Letter: After the hunt Bill

Click to follow
The Independent Online
WHATEVER we may think of fox and deer hunting, Mozart and Beethoven and the musical world owe the pursuit of animals on horseback an incalculable debt. Without mounted huntsmen the helical horn (cor de chasse) would not have evolved.

The helical horn was slung in double-coil, from left shoulder to right side. The huntsman's girth determined the length (and therefore, pitch). Longest was 14ft (in D) and lesser hoops 13ft and 12ft (in Eflat and F). The multiple harmonies of these long tubes encouraged duet playing; the forests rang - and composers listened. The 18th century found experiments with a tunnelled mouthpiece and hand-in-bell-technique transforming the open-air stridency of the cor de chasse into the French Horn of drawing- room delight.

Mozart recognised the potential and wrote horn parts into all of his orchestral works . Beethoven followed, deeply involving horns in all his symphonies.
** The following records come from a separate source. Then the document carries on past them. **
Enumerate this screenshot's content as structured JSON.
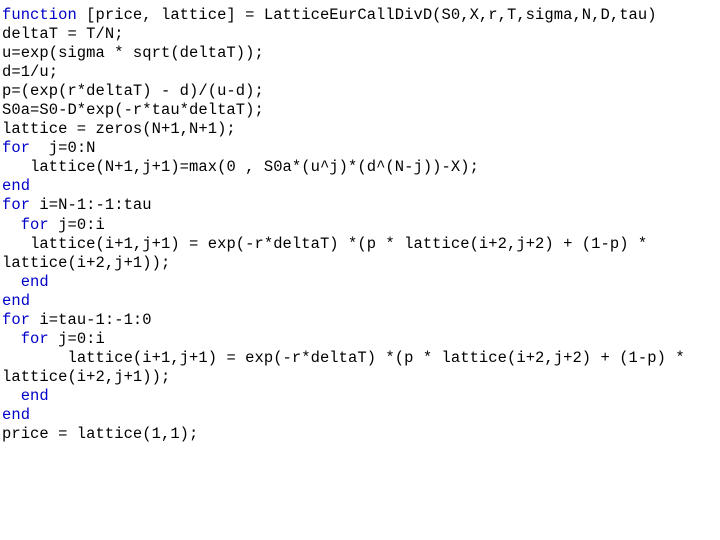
{
  "document": {
    "type": "matlab-code-listing",
    "background_color": "#ffffff",
    "text_color": "#000000",
    "keyword_color": "#0000c8",
    "font_family": "monospace",
    "line_count": 23
  },
  "code": {
    "language": "MATLAB",
    "function_name": "LatticeEurCallDivD",
    "lines": [
      {
        "indent": "",
        "keyword": "function",
        "rest": " [price, lattice] = LatticeEurCallDivD(S0,X,r,T,sigma,N,D,tau)"
      },
      {
        "indent": "",
        "keyword": "",
        "rest": "deltaT = T/N;"
      },
      {
        "indent": "",
        "keyword": "",
        "rest": "u=exp(sigma * sqrt(deltaT));"
      },
      {
        "indent": "",
        "keyword": "",
        "rest": "d=1/u;"
      },
      {
        "indent": "",
        "keyword": "",
        "rest": "p=(exp(r*deltaT) - d)/(u-d);"
      },
      {
        "indent": "",
        "keyword": "",
        "rest": "S0a=S0-D*exp(-r*tau*deltaT);"
      },
      {
        "indent": "",
        "keyword": "",
        "rest": "lattice = zeros(N+1,N+1);"
      },
      {
        "indent": "",
        "keyword": "for",
        "rest": "  j=0:N"
      },
      {
        "indent": "   ",
        "keyword": "",
        "rest": "lattice(N+1,j+1)=max(0 , S0a*(u^j)*(d^(N-j))-X);"
      },
      {
        "indent": "",
        "keyword": "end",
        "rest": ""
      },
      {
        "indent": "",
        "keyword": "for",
        "rest": " i=N-1:-1:tau"
      },
      {
        "indent": "  ",
        "keyword": "for",
        "rest": " j=0:i"
      },
      {
        "indent": "   ",
        "keyword": "",
        "rest": "lattice(i+1,j+1) = exp(-r*deltaT) *(p * lattice(i+2,j+2) + (1-p) *"
      },
      {
        "indent": "",
        "keyword": "",
        "rest": "lattice(i+2,j+1));"
      },
      {
        "indent": "  ",
        "keyword": "end",
        "rest": ""
      },
      {
        "indent": "",
        "keyword": "end",
        "rest": ""
      },
      {
        "indent": "",
        "keyword": "for",
        "rest": " i=tau-1:-1:0"
      },
      {
        "indent": "  ",
        "keyword": "for",
        "rest": " j=0:i"
      },
      {
        "indent": "       ",
        "keyword": "",
        "rest": "lattice(i+1,j+1) = exp(-r*deltaT) *(p * lattice(i+2,j+2) + (1-p) *"
      },
      {
        "indent": "",
        "keyword": "",
        "rest": "lattice(i+2,j+1));"
      },
      {
        "indent": "  ",
        "keyword": "end",
        "rest": ""
      },
      {
        "indent": "",
        "keyword": "end",
        "rest": ""
      },
      {
        "indent": "",
        "keyword": "",
        "rest": "price = lattice(1,1);"
      }
    ]
  }
}
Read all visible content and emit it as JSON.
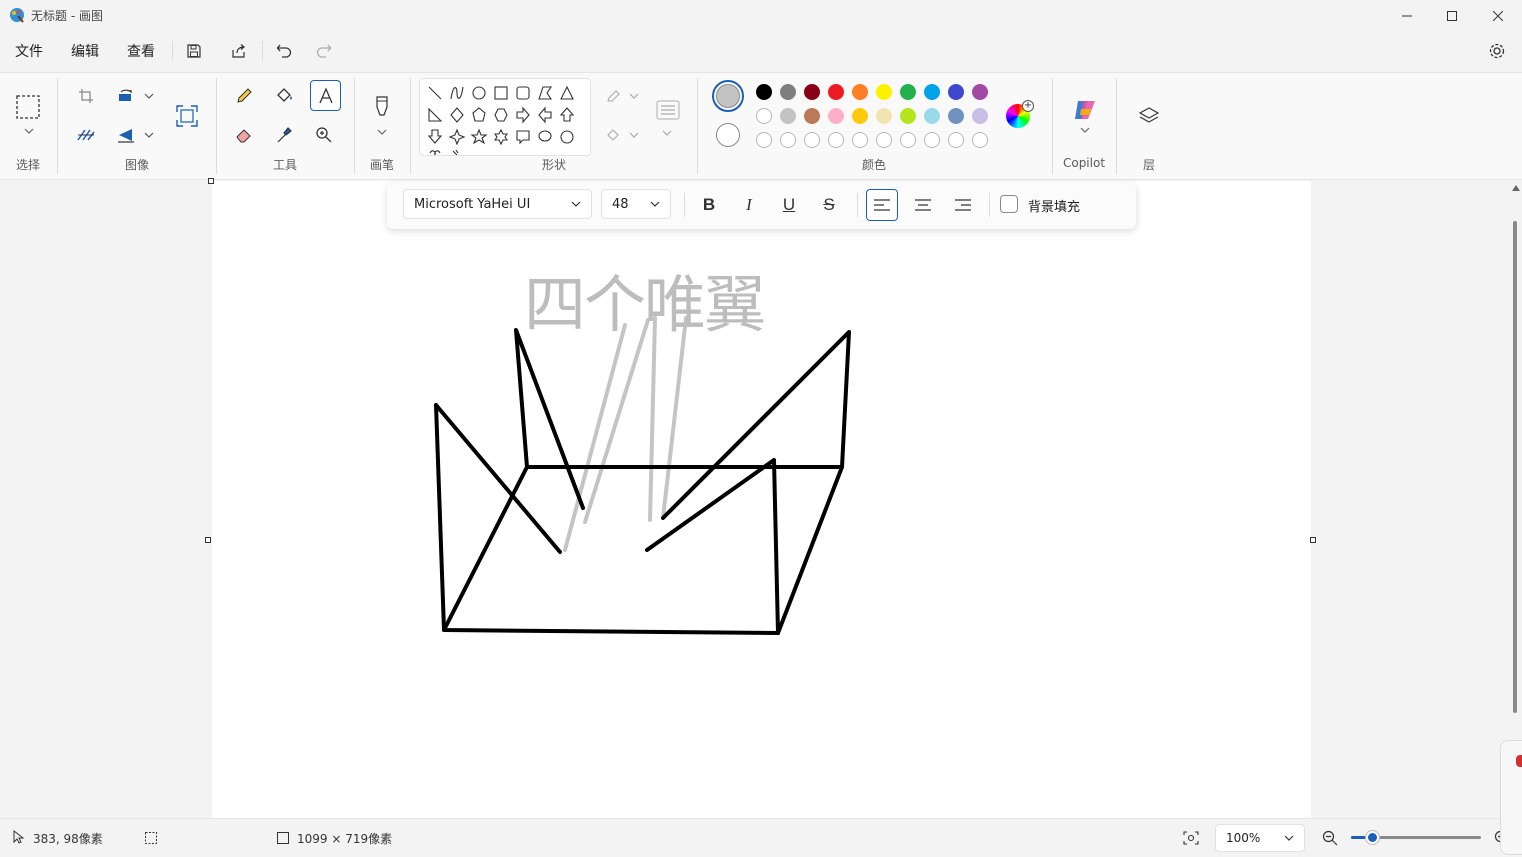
{
  "window": {
    "title": "无标题 - 画图"
  },
  "menu": {
    "file": "文件",
    "edit": "编辑",
    "view": "查看"
  },
  "ribbon": {
    "groups": {
      "select": "选择",
      "image": "图像",
      "tools": "工具",
      "brushes": "画笔",
      "shapes": "形状",
      "colors": "颜色",
      "copilot": "Copilot",
      "layers": "层"
    },
    "palette_row1": [
      "#000000",
      "#7f7f7f",
      "#880015",
      "#ed1c24",
      "#ff7f27",
      "#fff200",
      "#22b14c",
      "#00a2e8",
      "#3f48cc",
      "#a349a4"
    ],
    "palette_row2": [
      "#ffffff",
      "#c3c3c3",
      "#b97a57",
      "#ffaec9",
      "#ffc90e",
      "#efe4b0",
      "#b5e61d",
      "#99d9ea",
      "#7092be",
      "#c8bfe7"
    ],
    "color1": "#c3c3c3",
    "color2": "#ffffff",
    "copilot_label": "Copilot"
  },
  "text_toolbar": {
    "font_family": "Microsoft YaHei UI",
    "font_size": "48",
    "bold": "B",
    "italic": "I",
    "underline": "U",
    "strikethrough": "S",
    "background_fill": "背景填充"
  },
  "canvas": {
    "text": "四个唯翼"
  },
  "status": {
    "cursor_position": "383, 98像素",
    "canvas_size": "1099 × 719像素",
    "zoom": "100%"
  }
}
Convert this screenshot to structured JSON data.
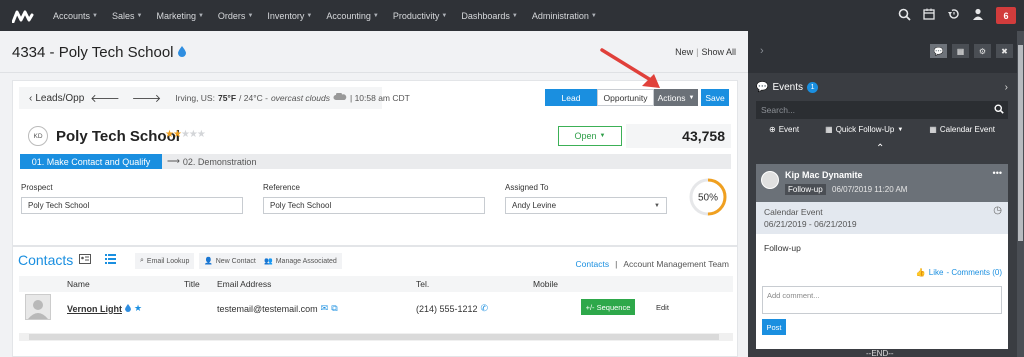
{
  "nav": {
    "menu": [
      "Accounts",
      "Sales",
      "Marketing",
      "Orders",
      "Inventory",
      "Accounting",
      "Productivity",
      "Dashboards",
      "Administration"
    ],
    "notification_count": "6"
  },
  "header": {
    "title": "4334 - Poly Tech School",
    "link_new": "New",
    "link_show_all": "Show All"
  },
  "toolbar": {
    "back_label": "Leads/Opp",
    "location": "Irving, US:",
    "temp_f": "75°F",
    "temp_c": "/ 24°C -",
    "conditions": "overcast clouds",
    "time": "| 10:58 am CDT",
    "lead_btn": "Lead",
    "opportunity_btn": "Opportunity",
    "actions_btn": "Actions",
    "save_btn": "Save"
  },
  "lead": {
    "initials": "KD",
    "name": "Poly Tech School",
    "rating": 2,
    "rating_max": 5,
    "status": "Open",
    "amount": "43,758"
  },
  "stages": {
    "current": "01. Make Contact and Qualify",
    "next": "02. Demonstration"
  },
  "fields": {
    "prospect_label": "Prospect",
    "prospect_value": "Poly Tech School",
    "reference_label": "Reference",
    "reference_value": "Poly Tech School",
    "assigned_label": "Assigned To",
    "assigned_value": "Andy Levine",
    "progress_text": "50%",
    "progress_fraction": 0.5
  },
  "contacts": {
    "title": "Contacts",
    "email_lookup": "Email Lookup",
    "new_contact": "New Contact",
    "manage_associated": "Manage Associated",
    "tab_contacts": "Contacts",
    "tab_sep": "|",
    "tab_account_team": "Account Management Team",
    "columns": [
      "Name",
      "Title",
      "Email Address",
      "Tel.",
      "Mobile"
    ],
    "rows": [
      {
        "name": "Vernon Light",
        "title": "",
        "email": "testemail@testemail.com",
        "tel": "(214) 555-1212",
        "mobile": "",
        "sequence_btn": "+/- Sequence",
        "edit": "Edit"
      }
    ]
  },
  "side": {
    "events_title": "Events",
    "events_count": "1",
    "search_placeholder": "Search...",
    "action_event": "Event",
    "action_quick_follow": "Quick Follow-Up",
    "action_calendar": "Calendar Event",
    "card": {
      "name": "Kip Mac Dynamite",
      "tag": "Follow-up",
      "date": "06/07/2019 11:20 AM",
      "type": "Calendar Event",
      "range": "06/21/2019 - 06/21/2019",
      "body": "Follow-up",
      "like": "Like",
      "comments": "- Comments (0)",
      "comment_placeholder": "Add comment...",
      "post_btn": "Post"
    },
    "end_text": "--END--"
  },
  "colors": {
    "accent": "#1a8fe0",
    "nav_bg": "#2f3237",
    "success": "#2ea84a",
    "badge": "#d23c3c",
    "star": "#f0a020",
    "annotation": "#e0403a"
  }
}
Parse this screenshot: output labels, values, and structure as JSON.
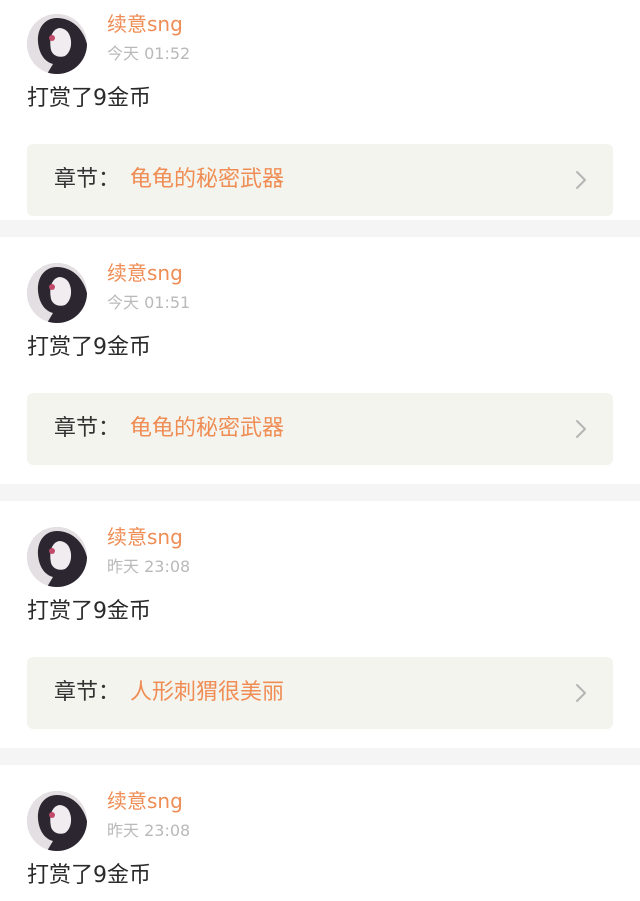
{
  "items": [
    {
      "username": "续意sng",
      "time": "今天 01:52",
      "action": "打赏了9金币",
      "chapter_label": "章节：",
      "chapter_title": "龟龟的秘密武器"
    },
    {
      "username": "续意sng",
      "time": "今天 01:51",
      "action": "打赏了9金币",
      "chapter_label": "章节：",
      "chapter_title": "龟龟的秘密武器"
    },
    {
      "username": "续意sng",
      "time": "昨天 23:08",
      "action": "打赏了9金币",
      "chapter_label": "章节：",
      "chapter_title": "人形刺猬很美丽"
    },
    {
      "username": "续意sng",
      "time": "昨天 23:08",
      "action": "打赏了9金币"
    }
  ],
  "colors": {
    "accent": "#ef8d55",
    "timestamp": "#b9b9b9",
    "card_bg": "#ffffff",
    "chapter_bg": "#f4f4ee",
    "divider_bg": "#f5f5f5"
  },
  "icons": {
    "chevron": "chevron-right-icon",
    "avatar": "avatar-image"
  }
}
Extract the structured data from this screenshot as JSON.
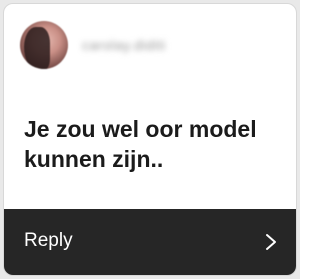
{
  "header": {
    "username": "carolay.diditi"
  },
  "message": {
    "text": "Je zou wel oor model kunnen zijn.."
  },
  "footer": {
    "reply_label": "Reply",
    "chevron_icon": "chevron-right-icon"
  },
  "colors": {
    "card_background": "#ffffff",
    "footer_background": "#262626",
    "message_text": "#1b1b1b",
    "reply_text": "#ffffff"
  }
}
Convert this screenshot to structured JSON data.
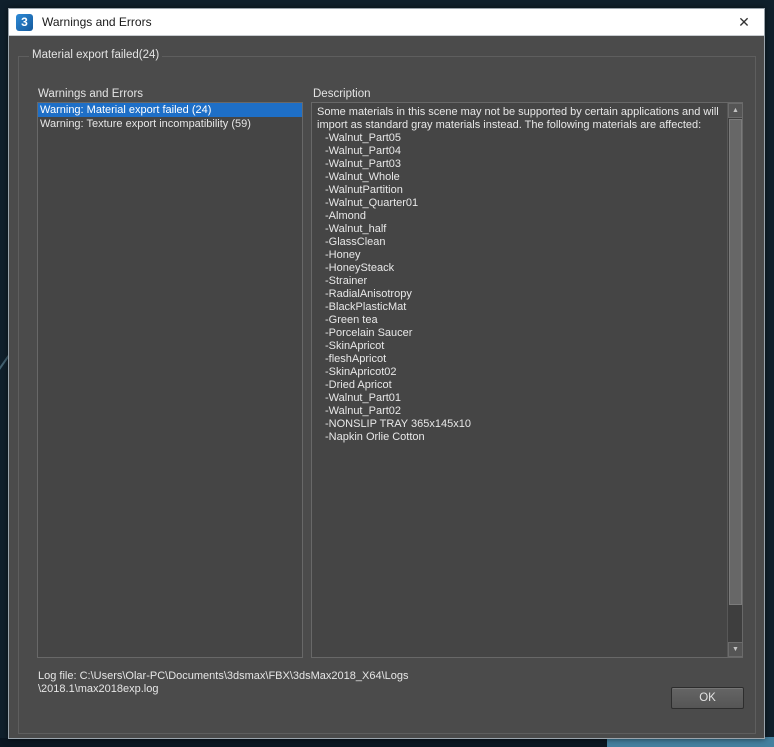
{
  "window": {
    "title": "Warnings and Errors",
    "app_icon_glyph": "3"
  },
  "icons": {
    "close": "✕",
    "scroll_up": "▲",
    "scroll_down": "▼"
  },
  "group": {
    "label": "Material export failed(24)"
  },
  "warnings_panel": {
    "label": "Warnings and Errors",
    "items": [
      {
        "label": "Warning: Material export failed (24)",
        "selected": true
      },
      {
        "label": "Warning: Texture export incompatibility (59)",
        "selected": false
      }
    ]
  },
  "description_panel": {
    "label": "Description",
    "intro": "Some materials in this scene may not be supported by certain applications and will import as standard gray materials instead. The following materials are affected:",
    "materials": [
      "-Walnut_Part05",
      "-Walnut_Part04",
      "-Walnut_Part03",
      "-Walnut_Whole",
      "-WalnutPartition",
      "-Walnut_Quarter01",
      "-Almond",
      "-Walnut_half",
      "-GlassClean",
      "-Honey",
      "-HoneySteack",
      "-Strainer",
      "-RadialAnisotropy",
      "-BlackPlasticMat",
      "-Green tea",
      "-Porcelain Saucer",
      "-SkinApricot",
      "-fleshApricot",
      "-SkinApricot02",
      "-Dried Apricot",
      "-Walnut_Part01",
      "-Walnut_Part02",
      "-NONSLIP TRAY 365x145x10",
      "-Napkin Orlie Cotton"
    ]
  },
  "footer": {
    "log_line1": "Log file: C:\\Users\\Olar-PC\\Documents\\3dsmax\\FBX\\3dsMax2018_X64\\Logs",
    "log_line2": "\\2018.1\\max2018exp.log",
    "ok_label": "OK"
  },
  "colors": {
    "dialog_bg": "#4b4b4b",
    "titlebar_bg": "#ffffff",
    "selection_blue": "#1e6fc7",
    "box_bg": "#454545",
    "text_light": "#e8e8e8",
    "backdrop": "#10202c",
    "backdrop_corner": "#44809f"
  }
}
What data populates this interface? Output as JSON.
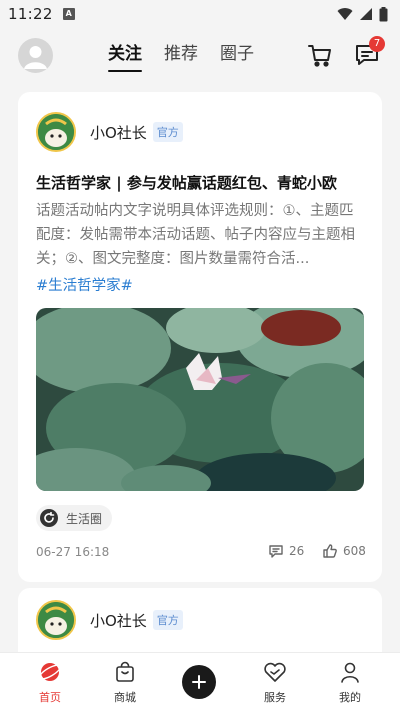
{
  "status_bar": {
    "time": "11:22",
    "notification_glyph": "A"
  },
  "header": {
    "tabs": [
      {
        "label": "关注",
        "active": true
      },
      {
        "label": "推荐",
        "active": false
      },
      {
        "label": "圈子",
        "active": false
      }
    ],
    "message_badge": "7"
  },
  "posts": [
    {
      "author": "小O社长",
      "badge": "官方",
      "title": "生活哲学家 | 参与发帖赢话题红包、青蛇小欧",
      "body": "话题活动帖内文字说明具体评选规则：①、主题匹配度：发帖需带本活动话题、帖子内容应与主题相关；②、图文完整度：图片数量需符合活...",
      "tag": "#生活哲学家#",
      "circle": "生活圈",
      "time": "06-27 16:18",
      "comments": "26",
      "likes": "608"
    },
    {
      "author": "小O社长",
      "badge": "官方"
    }
  ],
  "bottom_nav": [
    {
      "label": "首页",
      "icon": "home-planet-icon",
      "active": true
    },
    {
      "label": "商城",
      "icon": "shopping-bag-icon",
      "active": false
    },
    {
      "label": "",
      "icon": "plus-icon",
      "active": false
    },
    {
      "label": "服务",
      "icon": "heart-service-icon",
      "active": false
    },
    {
      "label": "我的",
      "icon": "person-icon",
      "active": false
    }
  ],
  "colors": {
    "accent": "#e53935",
    "link": "#2a7dd1",
    "official": "#5c8ccf"
  }
}
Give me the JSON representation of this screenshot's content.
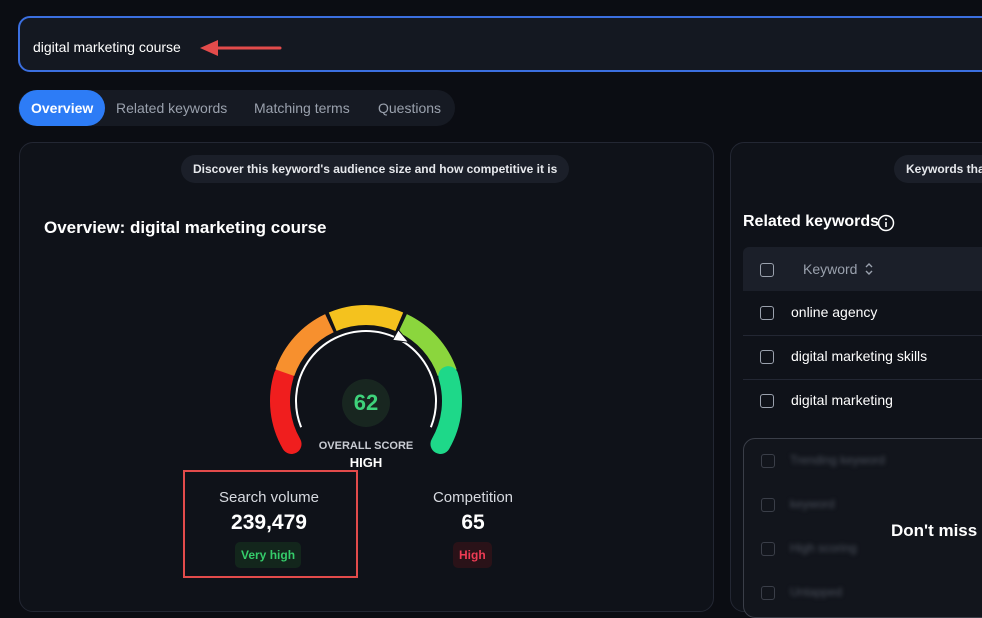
{
  "search": {
    "value": "digital marketing course"
  },
  "tabs": [
    {
      "label": "Overview",
      "active": true
    },
    {
      "label": "Related keywords",
      "active": false
    },
    {
      "label": "Matching terms",
      "active": false
    },
    {
      "label": "Questions",
      "active": false
    }
  ],
  "overview": {
    "info_pill": "Discover this keyword's audience size and how competitive it is",
    "title": "Overview: digital marketing course",
    "score": {
      "value": "62",
      "label": "OVERALL SCORE",
      "rating": "HIGH",
      "fraction": 0.62
    },
    "gauge_colors": [
      "#f01e1e",
      "#f7902e",
      "#f4c21e",
      "#8bd63d",
      "#1ed889"
    ],
    "search_volume": {
      "label": "Search volume",
      "value": "239,479",
      "badge": "Very high"
    },
    "competition": {
      "label": "Competition",
      "value": "65",
      "badge": "High"
    }
  },
  "related": {
    "info_pill": "Keywords tha",
    "title": "Related keywords",
    "column_keyword": "Keyword",
    "rows": [
      "online agency",
      "digital marketing skills",
      "digital marketing"
    ],
    "locked_rows": [
      "Trending keyword",
      "keyword",
      "High scoring",
      "Untapped"
    ],
    "locked_heading": "Don't miss"
  },
  "colors": {
    "accent": "#2d7cf6",
    "arrow": "#e34b4b"
  }
}
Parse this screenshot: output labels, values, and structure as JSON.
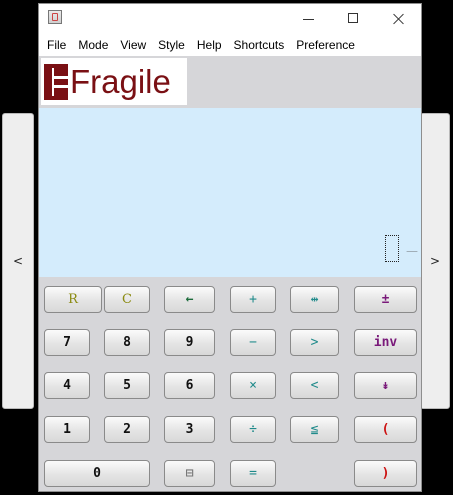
{
  "menu": [
    "File",
    "Mode",
    "View",
    "Style",
    "Help",
    "Shortcuts",
    "Preference"
  ],
  "logo": {
    "text": "Fragile"
  },
  "side_panels": {
    "left_arrow": "<",
    "right_arrow": ">"
  },
  "display": {
    "value": "",
    "dash": "—"
  },
  "keypad": {
    "rows": [
      [
        "R",
        "C",
        "←",
        "+",
        "⇹",
        "±"
      ],
      [
        "7",
        "8",
        "9",
        "−",
        ">",
        "inv"
      ],
      [
        "4",
        "5",
        "6",
        "×",
        "<",
        "↡"
      ],
      [
        "1",
        "2",
        "3",
        "÷",
        "≦",
        "("
      ],
      [
        "0",
        "⊟",
        "=",
        ")"
      ]
    ]
  },
  "colors": {
    "display_bg": "#d4ecfc",
    "brand": "#7a1014",
    "olive_key": "#8a8a10",
    "teal_key": "#1f8a8a",
    "purple_key": "#7a1a7a",
    "red_key": "#cc1111"
  }
}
We might ask what has become of the relatively musical cor-de-chasse? Today's obviously unmusical huntsmen seem content with their short two- note easy-to-play screech thing. Grounds for banning?